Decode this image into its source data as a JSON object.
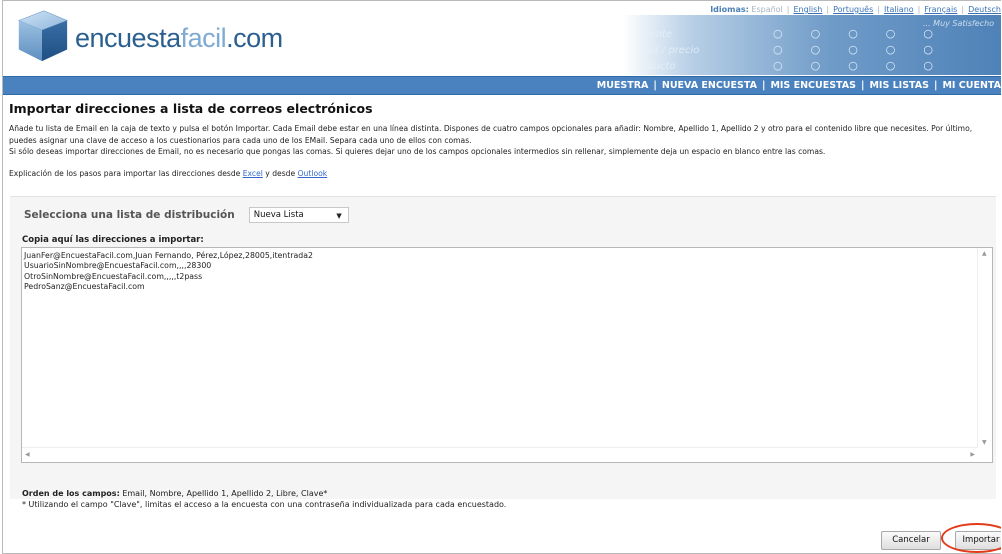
{
  "brand": {
    "logo_main": "encuesta",
    "logo_thin": "facil",
    "logo_suffix": ".com"
  },
  "languages": {
    "label": "Idiomas:",
    "current": "Español",
    "options": [
      "English",
      "Português",
      "Italiano",
      "Français",
      "Deutsch"
    ]
  },
  "banner": {
    "rows": [
      "Cliente",
      "idad / precio",
      "roducto"
    ],
    "tagline": "... Muy Satisfecho"
  },
  "nav": [
    "MUESTRA",
    "NUEVA ENCUESTA",
    "MIS ENCUESTAS",
    "MIS LISTAS",
    "MI CUENTA"
  ],
  "page": {
    "title": "Importar direcciones a lista de correos electrónicos",
    "description_1": "Añade tu lista de Email en la caja de texto y pulsa el botón Importar. Cada Email debe estar en una línea distinta. Dispones de cuatro campos opcionales para añadir: Nombre, Apellido 1, Apellido 2 y otro para el contenido libre que necesites. Por último, puedes asignar una clave de acceso a los cuestionarios para cada uno de los EMail. Separa cada uno de ellos con comas.",
    "description_2": "Si sólo deseas importar direcciones de Email, no es necesario que pongas las comas. Si quieres dejar uno de los campos opcionales intermedios sin rellenar, simplemente deja un espacio en blanco entre las comas.",
    "steps_text": "Explicación de los pasos para importar las direcciones desde",
    "steps_link_excel": "Excel",
    "steps_and": "y desde",
    "steps_link_outlook": "Outlook"
  },
  "form": {
    "select_label": "Selecciona una lista de distribución",
    "select_value": "Nueva Lista",
    "copy_label": "Copia aquí las direcciones a importar:",
    "textarea_value": "JuanFer@EncuestaFacil.com,Juan Fernando, Pérez,López,28005,itentrada2\nUsuarioSinNombre@EncuestaFacil.com,,,,28300\nOtroSinNombre@EncuestaFacil.com,,,,,t2pass\nPedroSanz@EncuestaFacil.com",
    "order_label": "Orden de los campos:",
    "order_value": "Email, Nombre, Apellido 1, Apellido 2, Libre, Clave*",
    "order_note": "* Utilizando el campo \"Clave\", limitas el acceso a la encuesta con una contraseña individualizada para cada encuestado."
  },
  "buttons": {
    "cancel": "Cancelar",
    "import": "Importar"
  },
  "colors": {
    "nav_bg": "#4a82bf",
    "brand_blue": "#2a5f8f",
    "link": "#3366cc",
    "highlight": "#e23b1a"
  }
}
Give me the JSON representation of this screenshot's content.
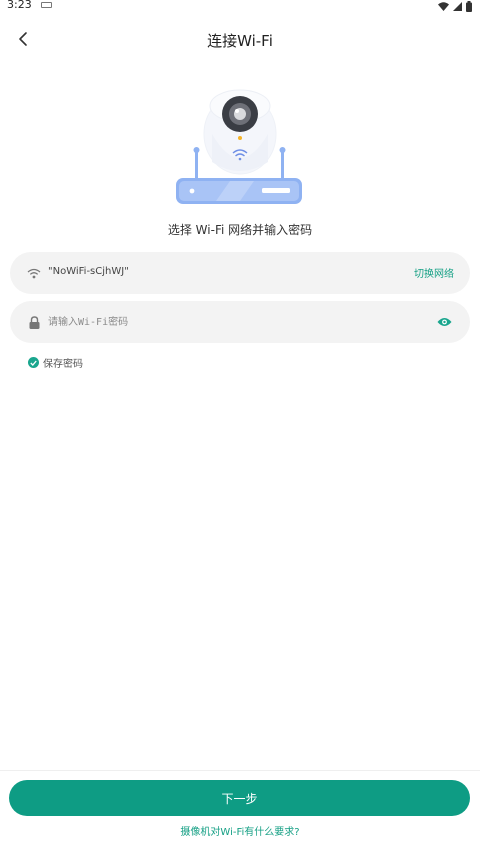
{
  "status_bar": {
    "time": "3:23",
    "icons": [
      "keyboard-icon",
      "wifi-signal-icon",
      "cell-signal-icon",
      "battery-icon"
    ]
  },
  "header": {
    "title": "连接Wi-Fi",
    "back_icon": "chevron-left-icon"
  },
  "illustration": {
    "description_icon": "camera-router-illustration"
  },
  "instruction": "选择 Wi-Fi 网络并输入密码",
  "network_field": {
    "icon": "wifi-icon",
    "ssid": "\"NoWiFi-sCjhWJ\"",
    "switch_label": "切换网络"
  },
  "password_field": {
    "icon": "lock-icon",
    "placeholder": "请输入Wi-Fi密码",
    "value": "",
    "toggle_icon": "eye-icon"
  },
  "save_password": {
    "checked": true,
    "label": "保存密码"
  },
  "footer": {
    "next_label": "下一步",
    "help_link": "摄像机对Wi-Fi有什么要求?"
  },
  "colors": {
    "accent": "#0e9c84",
    "link": "#16a085",
    "field_bg": "#f3f3f3",
    "router": "#8fb2f2"
  }
}
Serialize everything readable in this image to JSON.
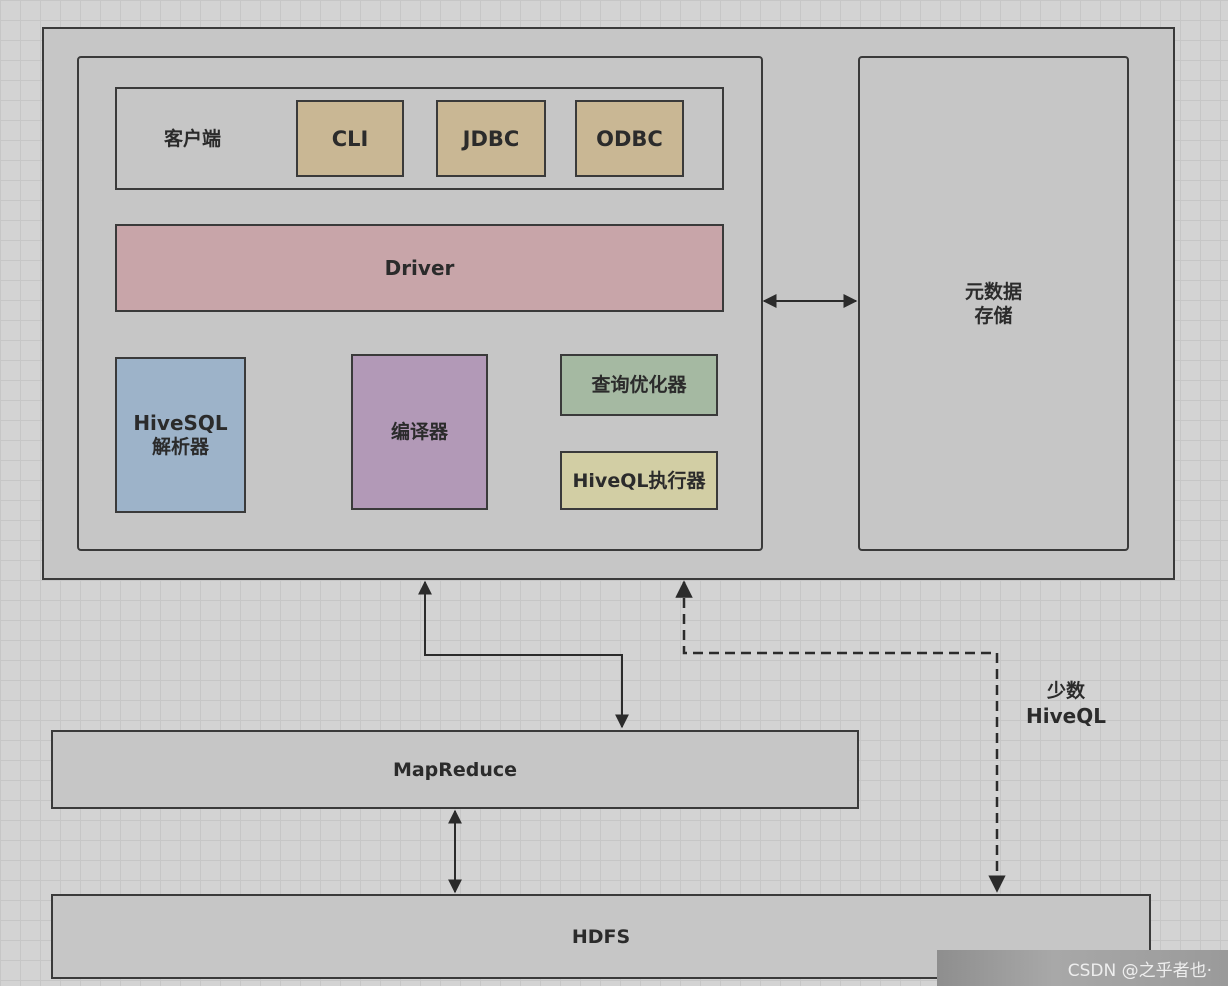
{
  "hive": {
    "client_label": "客户端",
    "clients": [
      "CLI",
      "JDBC",
      "ODBC"
    ],
    "driver": "Driver",
    "parser": {
      "line1": "HiveSQL",
      "line2": "解析器"
    },
    "compiler": "编译器",
    "optimizer": "查询优化器",
    "executor": "HiveQL执行器",
    "metastore": {
      "line1": "元数据",
      "line2": "存储"
    }
  },
  "mapreduce": "MapReduce",
  "hdfs": "HDFS",
  "edge_label": {
    "line1": "少数",
    "line2": "HiveQL"
  },
  "watermark": "CSDN @之乎者也·",
  "colors": {
    "client": "#c9b794",
    "driver": "#c8a5a9",
    "parser": "#9db3c9",
    "compiler": "#b299b7",
    "optimizer": "#a5b9a2",
    "executor": "#d2cea4",
    "container": "#c6c6c6"
  }
}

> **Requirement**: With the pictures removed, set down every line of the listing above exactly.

> **Reply to the exercise**:
Decode this image into its source data as a JSON object.
{
  "brand": {
    "logo_main": "encuesta",
    "logo_thin": "facil",
    "logo_suffix": ".com"
  },
  "languages": {
    "label": "Idiomas:",
    "current": "Español",
    "options": [
      "English",
      "Português",
      "Italiano",
      "Français",
      "Deutsch"
    ]
  },
  "banner": {
    "rows": [
      "Cliente",
      "idad / precio",
      "roducto"
    ],
    "tagline": "... Muy Satisfecho"
  },
  "nav": [
    "MUESTRA",
    "NUEVA ENCUESTA",
    "MIS ENCUESTAS",
    "MIS LISTAS",
    "MI CUENTA"
  ],
  "page": {
    "title": "Importar direcciones a lista de correos electrónicos",
    "description_1": "Añade tu lista de Email en la caja de texto y pulsa el botón Importar. Cada Email debe estar en una línea distinta. Dispones de cuatro campos opcionales para añadir: Nombre, Apellido 1, Apellido 2 y otro para el contenido libre que necesites. Por último, puedes asignar una clave de acceso a los cuestionarios para cada uno de los EMail. Separa cada uno de ellos con comas.",
    "description_2": "Si sólo deseas importar direcciones de Email, no es necesario que pongas las comas. Si quieres dejar uno de los campos opcionales intermedios sin rellenar, simplemente deja un espacio en blanco entre las comas.",
    "steps_text": "Explicación de los pasos para importar las direcciones desde",
    "steps_link_excel": "Excel",
    "steps_and": "y desde",
    "steps_link_outlook": "Outlook"
  },
  "form": {
    "select_label": "Selecciona una lista de distribución",
    "select_value": "Nueva Lista",
    "copy_label": "Copia aquí las direcciones a importar:",
    "textarea_value": "JuanFer@EncuestaFacil.com,Juan Fernando, Pérez,López,28005,itentrada2\nUsuarioSinNombre@EncuestaFacil.com,,,,28300\nOtroSinNombre@EncuestaFacil.com,,,,,t2pass\nPedroSanz@EncuestaFacil.com",
    "order_label": "Orden de los campos:",
    "order_value": "Email, Nombre, Apellido 1, Apellido 2, Libre, Clave*",
    "order_note": "* Utilizando el campo \"Clave\", limitas el acceso a la encuesta con una contraseña individualizada para cada encuestado."
  },
  "buttons": {
    "cancel": "Cancelar",
    "import": "Importar"
  },
  "colors": {
    "nav_bg": "#4a82bf",
    "brand_blue": "#2a5f8f",
    "link": "#3366cc",
    "highlight": "#e23b1a"
  }
}
Give me the JSON representation of this screenshot's content.
{
  "status_bar": {
    "time": "3:23",
    "icons": [
      "keyboard-icon",
      "wifi-signal-icon",
      "cell-signal-icon",
      "battery-icon"
    ]
  },
  "header": {
    "title": "连接Wi-Fi",
    "back_icon": "chevron-left-icon"
  },
  "illustration": {
    "description_icon": "camera-router-illustration"
  },
  "instruction": "选择 Wi-Fi 网络并输入密码",
  "network_field": {
    "icon": "wifi-icon",
    "ssid": "\"NoWiFi-sCjhWJ\"",
    "switch_label": "切换网络"
  },
  "password_field": {
    "icon": "lock-icon",
    "placeholder": "请输入Wi-Fi密码",
    "value": "",
    "toggle_icon": "eye-icon"
  },
  "save_password": {
    "checked": true,
    "label": "保存密码"
  },
  "footer": {
    "next_label": "下一步",
    "help_link": "摄像机对Wi-Fi有什么要求?"
  },
  "colors": {
    "accent": "#0e9c84",
    "link": "#16a085",
    "field_bg": "#f3f3f3",
    "router": "#8fb2f2"
  }
}
Serialize everything readable in this image to JSON.
{
  "hive": {
    "client_label": "客户端",
    "clients": [
      "CLI",
      "JDBC",
      "ODBC"
    ],
    "driver": "Driver",
    "parser": {
      "line1": "HiveSQL",
      "line2": "解析器"
    },
    "compiler": "编译器",
    "optimizer": "查询优化器",
    "executor": "HiveQL执行器",
    "metastore": {
      "line1": "元数据",
      "line2": "存储"
    }
  },
  "mapreduce": "MapReduce",
  "hdfs": "HDFS",
  "edge_label": {
    "line1": "少数",
    "line2": "HiveQL"
  },
  "watermark": "CSDN @之乎者也·",
  "colors": {
    "client": "#c9b794",
    "driver": "#c8a5a9",
    "parser": "#9db3c9",
    "compiler": "#b299b7",
    "optimizer": "#a5b9a2",
    "executor": "#d2cea4",
    "container": "#c6c6c6"
  }
}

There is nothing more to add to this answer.